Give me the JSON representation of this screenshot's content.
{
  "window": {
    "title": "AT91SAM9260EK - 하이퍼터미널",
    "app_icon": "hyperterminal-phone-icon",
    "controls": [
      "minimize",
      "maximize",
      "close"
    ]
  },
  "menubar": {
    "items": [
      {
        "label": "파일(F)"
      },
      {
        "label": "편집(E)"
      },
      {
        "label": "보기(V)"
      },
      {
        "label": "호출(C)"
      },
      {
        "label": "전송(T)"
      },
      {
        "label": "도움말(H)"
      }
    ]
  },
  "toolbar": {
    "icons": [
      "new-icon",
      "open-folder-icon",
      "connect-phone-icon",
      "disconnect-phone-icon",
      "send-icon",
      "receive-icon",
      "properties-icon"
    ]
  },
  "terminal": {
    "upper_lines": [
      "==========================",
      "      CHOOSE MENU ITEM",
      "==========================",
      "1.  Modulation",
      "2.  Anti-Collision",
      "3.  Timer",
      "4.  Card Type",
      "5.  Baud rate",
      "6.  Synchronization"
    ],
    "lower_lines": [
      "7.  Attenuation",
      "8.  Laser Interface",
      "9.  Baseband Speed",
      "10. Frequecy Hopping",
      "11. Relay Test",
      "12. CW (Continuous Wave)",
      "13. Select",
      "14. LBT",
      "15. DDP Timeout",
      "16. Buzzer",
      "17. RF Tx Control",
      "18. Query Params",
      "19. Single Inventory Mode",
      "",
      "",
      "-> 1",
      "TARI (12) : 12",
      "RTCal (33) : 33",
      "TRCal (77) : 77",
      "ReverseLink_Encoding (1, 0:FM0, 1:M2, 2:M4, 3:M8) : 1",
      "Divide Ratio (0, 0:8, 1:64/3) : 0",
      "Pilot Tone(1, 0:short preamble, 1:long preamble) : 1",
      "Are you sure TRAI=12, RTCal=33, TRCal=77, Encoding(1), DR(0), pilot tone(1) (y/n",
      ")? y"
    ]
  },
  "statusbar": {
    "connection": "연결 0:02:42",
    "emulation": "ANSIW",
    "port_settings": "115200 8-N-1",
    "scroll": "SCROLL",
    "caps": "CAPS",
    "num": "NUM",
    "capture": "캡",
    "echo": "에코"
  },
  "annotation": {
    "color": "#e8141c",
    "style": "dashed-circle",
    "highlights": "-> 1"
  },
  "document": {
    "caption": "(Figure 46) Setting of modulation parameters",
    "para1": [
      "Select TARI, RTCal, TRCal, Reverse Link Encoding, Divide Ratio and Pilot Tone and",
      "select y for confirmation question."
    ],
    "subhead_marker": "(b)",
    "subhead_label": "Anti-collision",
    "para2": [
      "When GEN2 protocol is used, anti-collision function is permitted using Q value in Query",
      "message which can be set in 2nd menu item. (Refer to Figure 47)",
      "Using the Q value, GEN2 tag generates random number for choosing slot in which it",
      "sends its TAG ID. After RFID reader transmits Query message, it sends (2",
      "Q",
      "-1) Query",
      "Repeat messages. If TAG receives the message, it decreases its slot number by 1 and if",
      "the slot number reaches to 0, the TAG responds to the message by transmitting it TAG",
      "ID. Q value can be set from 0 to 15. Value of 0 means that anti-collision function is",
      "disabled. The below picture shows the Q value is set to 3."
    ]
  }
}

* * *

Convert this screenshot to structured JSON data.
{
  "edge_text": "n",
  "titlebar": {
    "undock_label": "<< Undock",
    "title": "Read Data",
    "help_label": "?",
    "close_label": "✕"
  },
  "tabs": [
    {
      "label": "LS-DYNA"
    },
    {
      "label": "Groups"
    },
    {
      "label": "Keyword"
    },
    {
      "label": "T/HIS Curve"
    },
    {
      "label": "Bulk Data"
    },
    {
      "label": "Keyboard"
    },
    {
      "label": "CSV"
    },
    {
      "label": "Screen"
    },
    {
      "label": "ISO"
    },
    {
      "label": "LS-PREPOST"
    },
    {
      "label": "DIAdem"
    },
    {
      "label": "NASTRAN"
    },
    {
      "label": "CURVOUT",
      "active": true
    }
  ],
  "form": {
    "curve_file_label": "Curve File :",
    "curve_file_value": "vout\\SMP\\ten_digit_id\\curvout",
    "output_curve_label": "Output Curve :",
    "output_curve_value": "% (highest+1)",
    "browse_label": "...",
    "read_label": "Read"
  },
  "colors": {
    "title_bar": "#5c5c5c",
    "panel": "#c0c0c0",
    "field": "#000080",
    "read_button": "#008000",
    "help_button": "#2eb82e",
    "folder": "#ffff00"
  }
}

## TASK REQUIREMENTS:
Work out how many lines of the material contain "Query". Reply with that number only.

## EXERCISE SOLUTION:
4